The list of permissible food additives was expanded in May 2011. More changes should be expected following an EU review of the safety of food additives.
Under the Food Additives Regulation (1333/2008), a “food additive” is defined as “any substance not normally consumed as a food in itself and not normally used as a characteristic ingredient of food.”
Certain substances that might otherwise meet the definition of a food additive are excluded from the legal regime applicable to food additives. These include, for example, “substances used in covering or coating materials, which do not form part of foods and are not intended to be consumed together with those foods,” as well as caseins and inulins.
In Poland, food products may contain only additives that are listed in the appendices to the regulation of the Minister of Health dated 22 November 2010. The regulation was amended effective 17 May 2011, expanding the list of permitted food additives to include such substances as rosemary extract, cassia gum and polyvinyl alcohol.
Any changes in the list of permissible food additives are critically important for companies in the food industry, because they may require or permit changes in the composition of food products. The Polish regulation defines what substances may be added to a given type of food product, and in what quantities. If no maximum safe level of an additive is defined, it may be used in whatever quantity is necessary in the recipe for the given product.
More changes in the list of permissible food additives should be expected, because the European Union is in the process of carrying out a multiyear review of the safety of using food additives.

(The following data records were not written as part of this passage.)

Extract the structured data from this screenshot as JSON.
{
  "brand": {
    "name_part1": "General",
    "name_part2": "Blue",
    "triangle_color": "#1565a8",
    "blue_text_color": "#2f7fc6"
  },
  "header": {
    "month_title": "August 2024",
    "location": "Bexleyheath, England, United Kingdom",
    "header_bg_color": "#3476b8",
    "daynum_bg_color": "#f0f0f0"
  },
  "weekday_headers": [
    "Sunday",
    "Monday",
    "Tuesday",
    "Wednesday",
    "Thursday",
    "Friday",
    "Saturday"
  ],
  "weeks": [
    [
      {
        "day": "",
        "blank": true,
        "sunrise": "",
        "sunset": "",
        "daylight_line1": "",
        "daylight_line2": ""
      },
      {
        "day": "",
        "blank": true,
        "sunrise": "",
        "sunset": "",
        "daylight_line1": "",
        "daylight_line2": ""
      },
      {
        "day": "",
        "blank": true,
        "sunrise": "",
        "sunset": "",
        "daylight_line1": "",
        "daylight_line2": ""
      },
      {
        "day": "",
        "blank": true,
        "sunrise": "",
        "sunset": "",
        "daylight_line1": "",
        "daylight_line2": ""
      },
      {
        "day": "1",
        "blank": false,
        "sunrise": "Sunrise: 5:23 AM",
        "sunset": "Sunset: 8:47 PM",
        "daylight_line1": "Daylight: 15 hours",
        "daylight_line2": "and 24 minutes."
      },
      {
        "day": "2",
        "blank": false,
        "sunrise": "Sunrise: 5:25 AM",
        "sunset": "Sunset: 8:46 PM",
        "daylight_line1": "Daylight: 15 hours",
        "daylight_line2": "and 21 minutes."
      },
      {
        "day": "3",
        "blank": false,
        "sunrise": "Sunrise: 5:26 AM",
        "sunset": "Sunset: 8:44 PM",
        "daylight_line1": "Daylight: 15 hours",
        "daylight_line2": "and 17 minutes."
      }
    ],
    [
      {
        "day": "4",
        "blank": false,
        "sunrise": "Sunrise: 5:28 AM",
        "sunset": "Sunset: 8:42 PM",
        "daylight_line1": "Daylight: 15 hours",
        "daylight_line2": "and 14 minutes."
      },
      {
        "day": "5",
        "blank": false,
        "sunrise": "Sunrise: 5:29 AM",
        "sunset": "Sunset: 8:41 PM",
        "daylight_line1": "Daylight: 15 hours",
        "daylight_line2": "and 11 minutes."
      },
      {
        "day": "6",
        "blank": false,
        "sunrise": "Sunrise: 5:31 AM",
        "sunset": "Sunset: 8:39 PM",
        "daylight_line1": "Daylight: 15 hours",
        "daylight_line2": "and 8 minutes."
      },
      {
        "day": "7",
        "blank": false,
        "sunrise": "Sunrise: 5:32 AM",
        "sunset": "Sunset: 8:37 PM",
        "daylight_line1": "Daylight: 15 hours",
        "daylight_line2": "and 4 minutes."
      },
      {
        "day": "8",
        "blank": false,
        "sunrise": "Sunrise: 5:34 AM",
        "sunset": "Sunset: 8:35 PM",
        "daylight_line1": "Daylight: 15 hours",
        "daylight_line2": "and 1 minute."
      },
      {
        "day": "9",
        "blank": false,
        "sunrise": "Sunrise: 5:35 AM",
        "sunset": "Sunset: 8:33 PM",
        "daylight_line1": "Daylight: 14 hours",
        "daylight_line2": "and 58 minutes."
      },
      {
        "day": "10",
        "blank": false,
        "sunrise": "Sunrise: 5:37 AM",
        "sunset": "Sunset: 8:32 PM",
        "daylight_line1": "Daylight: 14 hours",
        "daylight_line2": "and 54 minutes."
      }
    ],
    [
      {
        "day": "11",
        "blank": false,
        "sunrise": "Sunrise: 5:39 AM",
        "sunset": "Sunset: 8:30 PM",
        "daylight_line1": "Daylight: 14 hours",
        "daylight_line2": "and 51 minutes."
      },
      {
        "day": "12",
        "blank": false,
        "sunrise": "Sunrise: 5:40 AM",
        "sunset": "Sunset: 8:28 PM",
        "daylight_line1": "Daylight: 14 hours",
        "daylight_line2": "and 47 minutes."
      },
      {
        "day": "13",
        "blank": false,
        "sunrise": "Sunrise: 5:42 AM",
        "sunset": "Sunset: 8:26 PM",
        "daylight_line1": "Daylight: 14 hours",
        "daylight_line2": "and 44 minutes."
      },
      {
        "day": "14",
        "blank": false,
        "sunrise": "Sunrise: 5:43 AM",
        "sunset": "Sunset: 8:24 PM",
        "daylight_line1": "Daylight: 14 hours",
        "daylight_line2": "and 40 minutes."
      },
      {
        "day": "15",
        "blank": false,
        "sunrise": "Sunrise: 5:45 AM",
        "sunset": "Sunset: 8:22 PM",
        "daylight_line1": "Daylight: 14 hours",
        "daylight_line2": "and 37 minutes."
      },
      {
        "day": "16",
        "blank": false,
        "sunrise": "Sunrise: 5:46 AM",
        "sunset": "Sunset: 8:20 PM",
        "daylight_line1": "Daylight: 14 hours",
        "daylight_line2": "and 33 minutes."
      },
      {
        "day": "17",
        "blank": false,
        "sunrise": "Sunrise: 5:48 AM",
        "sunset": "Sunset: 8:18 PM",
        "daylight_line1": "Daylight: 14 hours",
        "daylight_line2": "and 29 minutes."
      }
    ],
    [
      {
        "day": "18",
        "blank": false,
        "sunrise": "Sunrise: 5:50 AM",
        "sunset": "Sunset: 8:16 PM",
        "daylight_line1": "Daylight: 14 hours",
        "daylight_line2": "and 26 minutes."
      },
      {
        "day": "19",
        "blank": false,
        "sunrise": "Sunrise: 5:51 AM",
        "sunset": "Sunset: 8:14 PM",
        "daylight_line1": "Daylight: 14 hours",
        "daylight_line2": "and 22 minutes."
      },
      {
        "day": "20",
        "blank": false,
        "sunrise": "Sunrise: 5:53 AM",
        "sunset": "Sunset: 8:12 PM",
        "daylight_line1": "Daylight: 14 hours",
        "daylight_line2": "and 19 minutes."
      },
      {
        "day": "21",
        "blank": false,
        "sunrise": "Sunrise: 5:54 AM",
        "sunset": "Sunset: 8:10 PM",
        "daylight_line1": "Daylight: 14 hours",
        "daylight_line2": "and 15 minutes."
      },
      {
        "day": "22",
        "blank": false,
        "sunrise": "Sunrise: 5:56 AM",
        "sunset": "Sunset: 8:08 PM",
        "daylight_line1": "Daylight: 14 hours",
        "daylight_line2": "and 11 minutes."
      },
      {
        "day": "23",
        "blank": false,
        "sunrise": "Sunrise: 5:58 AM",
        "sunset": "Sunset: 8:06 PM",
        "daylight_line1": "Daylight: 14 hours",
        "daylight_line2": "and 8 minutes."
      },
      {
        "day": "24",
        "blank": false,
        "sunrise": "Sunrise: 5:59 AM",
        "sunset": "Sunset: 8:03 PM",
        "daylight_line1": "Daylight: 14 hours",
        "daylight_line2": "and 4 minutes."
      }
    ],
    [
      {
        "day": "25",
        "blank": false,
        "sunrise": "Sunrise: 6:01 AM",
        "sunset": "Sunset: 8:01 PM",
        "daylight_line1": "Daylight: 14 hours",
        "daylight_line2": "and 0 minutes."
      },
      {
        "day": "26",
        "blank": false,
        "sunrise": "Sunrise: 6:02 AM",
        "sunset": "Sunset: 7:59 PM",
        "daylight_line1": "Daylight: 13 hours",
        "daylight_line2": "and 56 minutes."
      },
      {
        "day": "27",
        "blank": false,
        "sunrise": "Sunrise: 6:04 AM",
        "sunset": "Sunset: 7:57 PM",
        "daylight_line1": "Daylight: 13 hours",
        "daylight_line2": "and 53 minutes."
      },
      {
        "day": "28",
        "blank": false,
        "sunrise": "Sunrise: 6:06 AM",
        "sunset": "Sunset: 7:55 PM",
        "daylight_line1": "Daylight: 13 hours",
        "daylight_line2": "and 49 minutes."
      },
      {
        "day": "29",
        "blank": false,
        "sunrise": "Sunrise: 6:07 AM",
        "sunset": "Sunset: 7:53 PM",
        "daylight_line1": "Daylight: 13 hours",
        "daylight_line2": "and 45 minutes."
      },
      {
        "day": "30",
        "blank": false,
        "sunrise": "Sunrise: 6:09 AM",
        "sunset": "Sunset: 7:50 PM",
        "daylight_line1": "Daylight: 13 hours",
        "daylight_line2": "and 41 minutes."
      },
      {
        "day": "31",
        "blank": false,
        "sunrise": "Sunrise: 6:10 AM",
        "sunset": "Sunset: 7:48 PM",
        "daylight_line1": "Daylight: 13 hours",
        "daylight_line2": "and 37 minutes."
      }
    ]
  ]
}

When the review is complete, a list of permissible food additives will be issued in the form of an EU regulation and thus become uniform and directly applicable throughout the EU.
Joanna Krakowiak, Life Science & Regulatory Law practice, Wardyński & Partners
This text was published on 10 June 2011 in the “Commercial Law Academy” series in Dziennik Gazeta Prawna